• _HOW TO COMPLETE THIS TASK_:
In the entries below, spot each line with the word "woman" and copy it.

__________

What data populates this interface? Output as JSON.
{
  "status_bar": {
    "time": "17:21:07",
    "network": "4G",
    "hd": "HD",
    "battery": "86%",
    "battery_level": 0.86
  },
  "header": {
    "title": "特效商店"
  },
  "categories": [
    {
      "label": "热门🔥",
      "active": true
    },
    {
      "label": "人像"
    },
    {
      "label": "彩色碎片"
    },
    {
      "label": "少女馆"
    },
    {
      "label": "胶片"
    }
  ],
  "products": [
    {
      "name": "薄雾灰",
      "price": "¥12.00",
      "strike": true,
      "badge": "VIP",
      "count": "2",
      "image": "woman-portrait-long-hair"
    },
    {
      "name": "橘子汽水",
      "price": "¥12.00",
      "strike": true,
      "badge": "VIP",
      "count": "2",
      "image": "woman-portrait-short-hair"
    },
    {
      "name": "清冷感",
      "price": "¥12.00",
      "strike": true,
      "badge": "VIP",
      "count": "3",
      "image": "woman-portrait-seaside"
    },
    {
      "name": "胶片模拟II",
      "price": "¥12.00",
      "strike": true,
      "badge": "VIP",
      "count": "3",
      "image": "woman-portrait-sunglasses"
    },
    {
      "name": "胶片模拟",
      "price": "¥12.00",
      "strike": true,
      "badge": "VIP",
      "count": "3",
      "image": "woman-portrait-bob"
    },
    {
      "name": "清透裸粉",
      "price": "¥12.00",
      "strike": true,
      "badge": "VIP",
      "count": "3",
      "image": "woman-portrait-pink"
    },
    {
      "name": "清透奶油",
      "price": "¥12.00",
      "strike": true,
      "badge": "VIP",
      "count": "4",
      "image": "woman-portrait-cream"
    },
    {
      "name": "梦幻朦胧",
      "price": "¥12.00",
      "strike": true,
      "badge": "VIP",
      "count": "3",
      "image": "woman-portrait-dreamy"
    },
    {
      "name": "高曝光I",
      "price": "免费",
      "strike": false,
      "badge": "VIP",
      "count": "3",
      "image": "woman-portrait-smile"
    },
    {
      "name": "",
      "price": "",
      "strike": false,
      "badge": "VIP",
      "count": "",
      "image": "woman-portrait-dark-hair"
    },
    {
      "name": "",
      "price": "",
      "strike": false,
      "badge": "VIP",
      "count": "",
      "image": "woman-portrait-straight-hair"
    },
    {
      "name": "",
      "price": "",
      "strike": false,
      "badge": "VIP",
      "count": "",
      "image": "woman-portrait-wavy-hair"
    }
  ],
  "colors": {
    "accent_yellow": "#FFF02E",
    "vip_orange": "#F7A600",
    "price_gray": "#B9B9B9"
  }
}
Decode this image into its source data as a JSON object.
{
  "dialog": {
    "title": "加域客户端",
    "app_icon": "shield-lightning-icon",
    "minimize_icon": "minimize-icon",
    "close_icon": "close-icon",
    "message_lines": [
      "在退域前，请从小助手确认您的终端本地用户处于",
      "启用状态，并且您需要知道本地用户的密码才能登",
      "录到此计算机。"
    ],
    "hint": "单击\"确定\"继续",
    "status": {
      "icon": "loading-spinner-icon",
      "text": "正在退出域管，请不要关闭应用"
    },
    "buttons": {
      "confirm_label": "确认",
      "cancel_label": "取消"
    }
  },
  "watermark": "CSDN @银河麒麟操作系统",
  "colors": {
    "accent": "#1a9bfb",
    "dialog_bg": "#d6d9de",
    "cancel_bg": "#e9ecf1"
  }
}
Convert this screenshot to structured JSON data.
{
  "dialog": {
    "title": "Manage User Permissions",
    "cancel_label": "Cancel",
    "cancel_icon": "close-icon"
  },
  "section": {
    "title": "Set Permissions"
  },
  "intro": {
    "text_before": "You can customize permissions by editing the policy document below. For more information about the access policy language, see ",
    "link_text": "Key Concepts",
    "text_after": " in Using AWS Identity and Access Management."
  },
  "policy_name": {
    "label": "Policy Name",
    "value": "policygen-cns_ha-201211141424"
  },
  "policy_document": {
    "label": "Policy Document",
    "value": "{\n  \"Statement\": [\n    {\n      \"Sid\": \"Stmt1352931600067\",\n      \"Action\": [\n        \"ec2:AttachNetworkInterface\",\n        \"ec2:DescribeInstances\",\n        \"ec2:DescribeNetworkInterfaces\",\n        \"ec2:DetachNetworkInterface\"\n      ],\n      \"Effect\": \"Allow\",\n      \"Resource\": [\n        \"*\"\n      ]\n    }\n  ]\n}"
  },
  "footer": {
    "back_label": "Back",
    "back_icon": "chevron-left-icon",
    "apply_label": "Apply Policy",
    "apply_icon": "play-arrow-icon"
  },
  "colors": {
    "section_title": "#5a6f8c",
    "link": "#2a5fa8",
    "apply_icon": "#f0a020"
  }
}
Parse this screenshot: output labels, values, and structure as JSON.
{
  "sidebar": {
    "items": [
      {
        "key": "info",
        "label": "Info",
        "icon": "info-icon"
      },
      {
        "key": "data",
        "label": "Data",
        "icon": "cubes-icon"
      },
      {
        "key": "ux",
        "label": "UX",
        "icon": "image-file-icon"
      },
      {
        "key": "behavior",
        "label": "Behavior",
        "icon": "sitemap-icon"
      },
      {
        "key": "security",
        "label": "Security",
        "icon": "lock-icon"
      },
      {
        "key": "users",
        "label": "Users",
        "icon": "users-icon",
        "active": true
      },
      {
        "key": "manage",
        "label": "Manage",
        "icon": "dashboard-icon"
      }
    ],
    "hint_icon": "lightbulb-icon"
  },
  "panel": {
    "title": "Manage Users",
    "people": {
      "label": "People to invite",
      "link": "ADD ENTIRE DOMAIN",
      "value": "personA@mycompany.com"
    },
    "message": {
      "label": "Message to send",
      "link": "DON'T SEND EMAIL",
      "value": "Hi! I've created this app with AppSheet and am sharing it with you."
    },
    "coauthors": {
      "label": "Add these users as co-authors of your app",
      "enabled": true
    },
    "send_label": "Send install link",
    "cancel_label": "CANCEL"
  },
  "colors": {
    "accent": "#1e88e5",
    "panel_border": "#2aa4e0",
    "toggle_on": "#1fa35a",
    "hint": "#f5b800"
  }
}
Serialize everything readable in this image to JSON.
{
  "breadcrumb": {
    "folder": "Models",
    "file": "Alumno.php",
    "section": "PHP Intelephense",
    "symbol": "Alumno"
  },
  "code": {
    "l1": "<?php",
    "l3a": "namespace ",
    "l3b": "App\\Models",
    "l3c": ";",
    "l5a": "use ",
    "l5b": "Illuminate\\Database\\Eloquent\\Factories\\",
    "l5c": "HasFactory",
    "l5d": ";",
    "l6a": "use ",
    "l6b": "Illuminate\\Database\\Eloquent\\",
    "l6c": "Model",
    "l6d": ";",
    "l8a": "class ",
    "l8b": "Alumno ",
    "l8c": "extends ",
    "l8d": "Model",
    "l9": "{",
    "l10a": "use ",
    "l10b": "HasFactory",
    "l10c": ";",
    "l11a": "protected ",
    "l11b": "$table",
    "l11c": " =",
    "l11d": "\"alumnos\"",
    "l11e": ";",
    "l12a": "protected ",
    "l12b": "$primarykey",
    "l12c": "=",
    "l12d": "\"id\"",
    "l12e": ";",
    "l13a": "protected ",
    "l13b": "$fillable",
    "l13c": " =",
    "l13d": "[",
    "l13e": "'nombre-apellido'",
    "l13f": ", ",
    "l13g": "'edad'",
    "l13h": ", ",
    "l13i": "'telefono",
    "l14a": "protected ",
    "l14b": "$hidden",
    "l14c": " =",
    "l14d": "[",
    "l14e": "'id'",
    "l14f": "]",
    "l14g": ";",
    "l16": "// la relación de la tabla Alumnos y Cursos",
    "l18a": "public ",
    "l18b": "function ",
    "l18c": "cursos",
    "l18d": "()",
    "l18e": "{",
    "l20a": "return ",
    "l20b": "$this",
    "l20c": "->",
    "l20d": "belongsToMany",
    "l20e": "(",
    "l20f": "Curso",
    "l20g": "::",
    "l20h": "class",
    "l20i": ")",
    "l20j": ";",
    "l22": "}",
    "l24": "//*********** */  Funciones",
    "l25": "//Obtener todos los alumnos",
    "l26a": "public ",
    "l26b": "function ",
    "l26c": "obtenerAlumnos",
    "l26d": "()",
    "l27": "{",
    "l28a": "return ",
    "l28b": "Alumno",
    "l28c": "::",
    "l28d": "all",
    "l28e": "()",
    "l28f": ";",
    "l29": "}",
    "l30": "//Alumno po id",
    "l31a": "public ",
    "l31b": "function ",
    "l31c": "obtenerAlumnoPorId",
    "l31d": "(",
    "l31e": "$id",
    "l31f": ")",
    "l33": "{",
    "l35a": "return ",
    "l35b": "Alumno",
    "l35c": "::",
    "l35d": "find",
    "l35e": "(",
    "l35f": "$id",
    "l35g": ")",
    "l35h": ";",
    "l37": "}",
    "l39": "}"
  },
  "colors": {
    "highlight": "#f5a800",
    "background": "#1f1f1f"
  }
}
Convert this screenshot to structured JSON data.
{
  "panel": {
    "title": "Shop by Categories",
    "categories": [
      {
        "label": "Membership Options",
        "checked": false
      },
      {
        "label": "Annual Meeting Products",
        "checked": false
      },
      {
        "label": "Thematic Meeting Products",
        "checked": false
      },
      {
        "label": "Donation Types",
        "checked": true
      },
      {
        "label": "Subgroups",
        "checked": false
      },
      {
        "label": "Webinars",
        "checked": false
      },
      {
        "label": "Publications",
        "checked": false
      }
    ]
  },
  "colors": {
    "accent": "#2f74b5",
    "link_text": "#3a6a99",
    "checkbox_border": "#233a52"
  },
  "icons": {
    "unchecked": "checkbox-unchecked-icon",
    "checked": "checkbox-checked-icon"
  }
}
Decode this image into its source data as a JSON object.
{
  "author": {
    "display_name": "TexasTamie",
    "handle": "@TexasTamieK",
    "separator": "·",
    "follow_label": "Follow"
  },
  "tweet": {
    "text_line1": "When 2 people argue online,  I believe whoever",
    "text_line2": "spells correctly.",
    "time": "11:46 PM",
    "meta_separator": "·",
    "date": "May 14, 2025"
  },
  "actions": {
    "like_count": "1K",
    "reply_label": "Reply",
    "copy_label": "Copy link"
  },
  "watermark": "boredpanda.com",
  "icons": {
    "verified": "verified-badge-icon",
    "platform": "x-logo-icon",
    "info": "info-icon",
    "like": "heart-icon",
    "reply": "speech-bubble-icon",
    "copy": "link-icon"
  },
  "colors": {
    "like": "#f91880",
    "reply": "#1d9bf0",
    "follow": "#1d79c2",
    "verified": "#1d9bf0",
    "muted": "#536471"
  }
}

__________

• _FINISHED TASK_:
      "image": "woman-portrait-long-hair"
      "image": "woman-portrait-short-hair"
      "image": "woman-portrait-seaside"
      "image": "woman-portrait-sunglasses"
      "image": "woman-portrait-bob"
      "image": "woman-portrait-pink"
      "image": "woman-portrait-cream"
      "image": "woman-portrait-dreamy"
      "image": "woman-portrait-smile"
      "image": "woman-portrait-dark-hair"
      "image": "woman-portrait-straight-hair"
      "image": "woman-portrait-wavy-hair"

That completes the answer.